Even the best exterior paint can fail if it’s applied incorrectly. Always use a primer when painting any untreated surface to seal it off and to provide a base for topcoats to stick to. Alkyd primers are best for bare wood because they cover bleed-through from wood knots better; be sure the label states that the primer is designed to stop bleed-through. Water-based primers are a good choice if knots aren’t an issue. Water-based paints are compatible with both types of primer.
When repainting, prime only when necessary. If the paint hasn’t cracked or flaked, you may not need to prime at all. Advantage 900 from Porter Paints is designed to go over any existing paint without priming or sanding. If you must scrape down to bare wood, spot-prime. Not sure whether priming is needed? Try this test: Paint a small portion of the wall and let it dry. Then put an adhesive bandage on the newly painted surface and snap it off. If paint sticks to it, the old paint won’t support a new coat and requires a coat of primer. If the bandage is clean, power wash the siding and paint.
For painting new construction, the FPL recommends dipping each piece of siding in a paintable water repellent, priming, then applying two coats of water-based paint. The lab also suggests installing siding on furring strips, creating a ventilated space behind it to reduce vapor. Seal the bottom with screening to keep insects out.
If you hire a painting contractor, be sure he or she follows the paint manufacturer’s directions. For example, the temperature should be between 50° and 90°F to apply water-based paint. Also, the topcoat should go on within two weeks of the primer. If you wait too long, the mechanical bond between the two won’t be as strong because the surface texture of the primer breaks down. And if two topcoats are used (recommended for new construction), the second should go on within two weeks of the first.
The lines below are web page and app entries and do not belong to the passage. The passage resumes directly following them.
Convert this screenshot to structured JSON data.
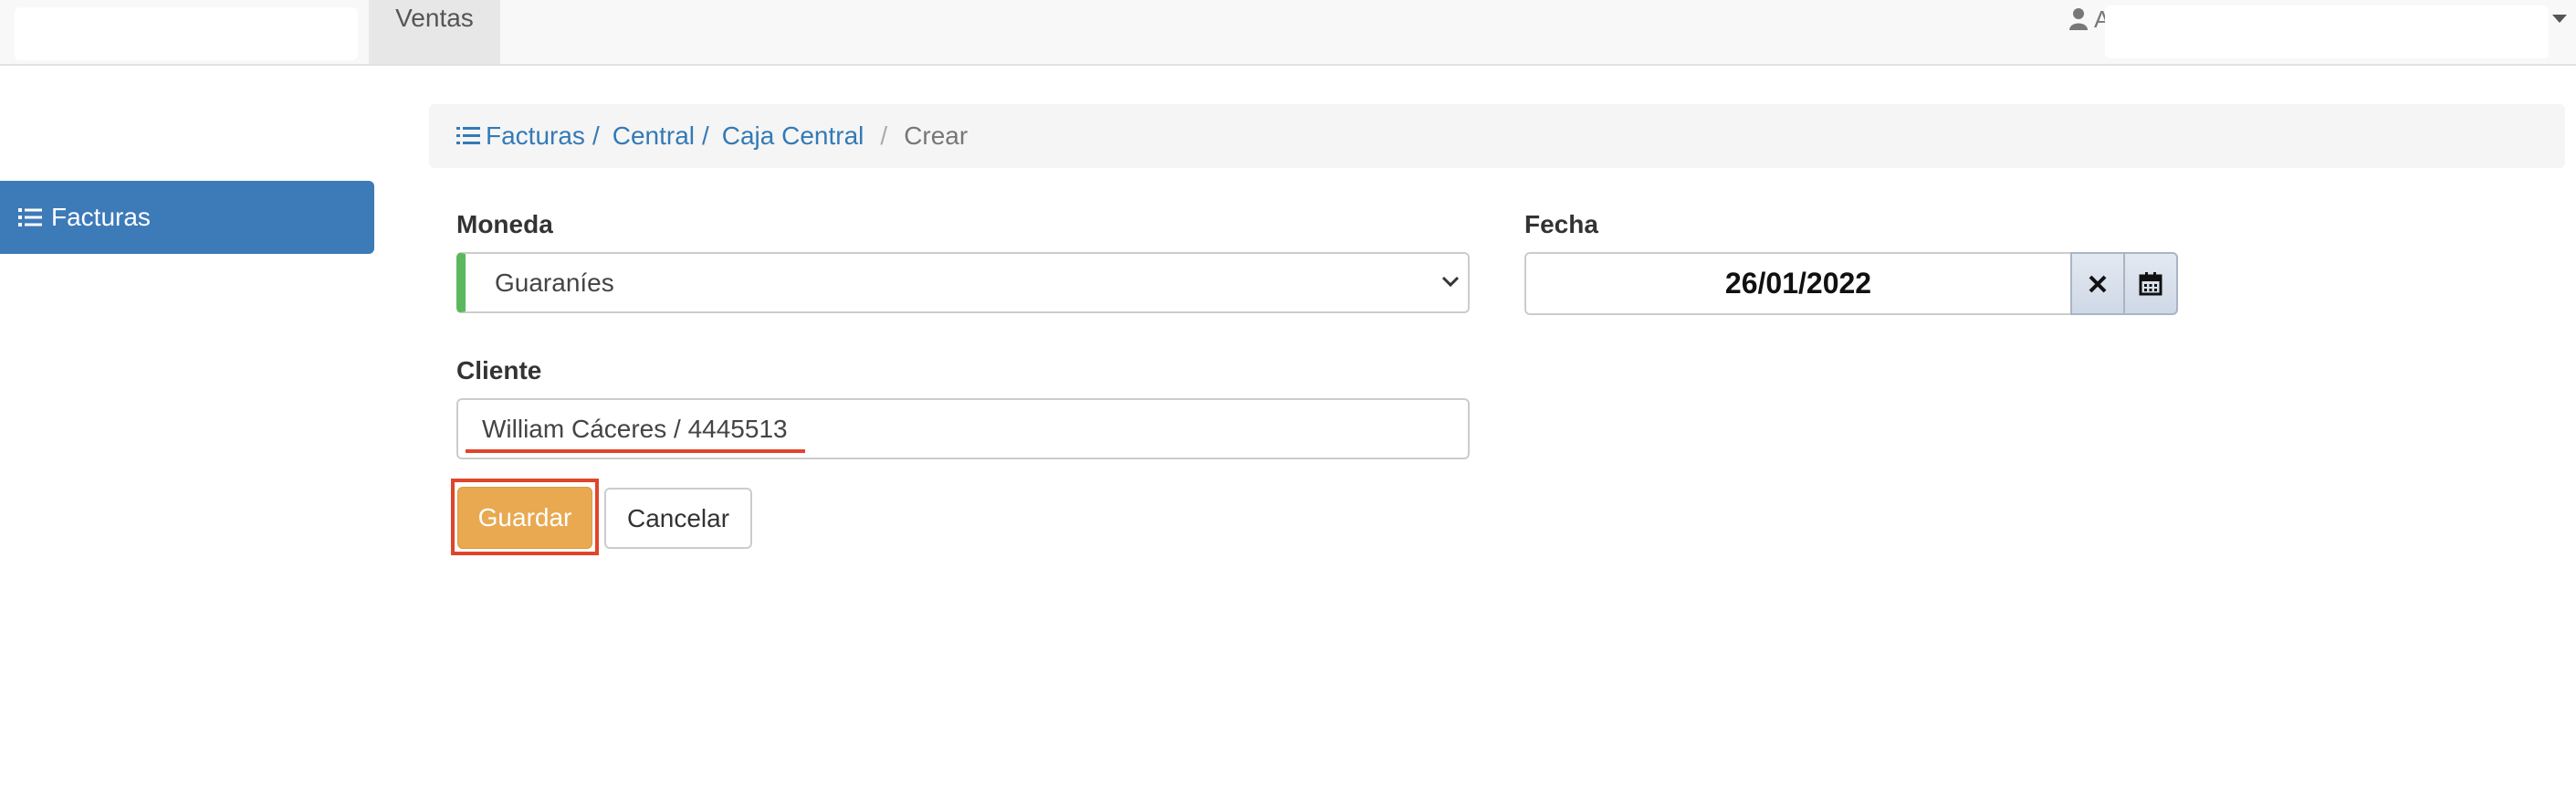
{
  "navbar": {
    "tab_label": "Ventas",
    "user_initial": "A"
  },
  "sidebar": {
    "items": [
      {
        "label": "Facturas",
        "icon": "list-icon"
      }
    ]
  },
  "breadcrumb": {
    "items": [
      "Facturas",
      "Central",
      "Caja Central"
    ],
    "separator": "/",
    "active": "Crear"
  },
  "form": {
    "moneda": {
      "label": "Moneda",
      "value": "Guaraníes"
    },
    "fecha": {
      "label": "Fecha",
      "value": "26/01/2022"
    },
    "cliente": {
      "label": "Cliente",
      "value": "William Cáceres / 4445513"
    }
  },
  "buttons": {
    "save_label": "Guardar",
    "cancel_label": "Cancelar"
  },
  "colors": {
    "primary": "#3d7ab8",
    "link": "#337ab7",
    "save": "#e8a951",
    "valid": "#5cb85c",
    "highlight": "#e0452b"
  }
}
There are lots of exterior paints out there. Knowing how to pick the best from a lineup of look-alike cans will help your paint job last well into the next century. To see more on this copy and paste or click on the link—>http://www.thisoldhouse.com/toh/article/0,,219538-4,00.html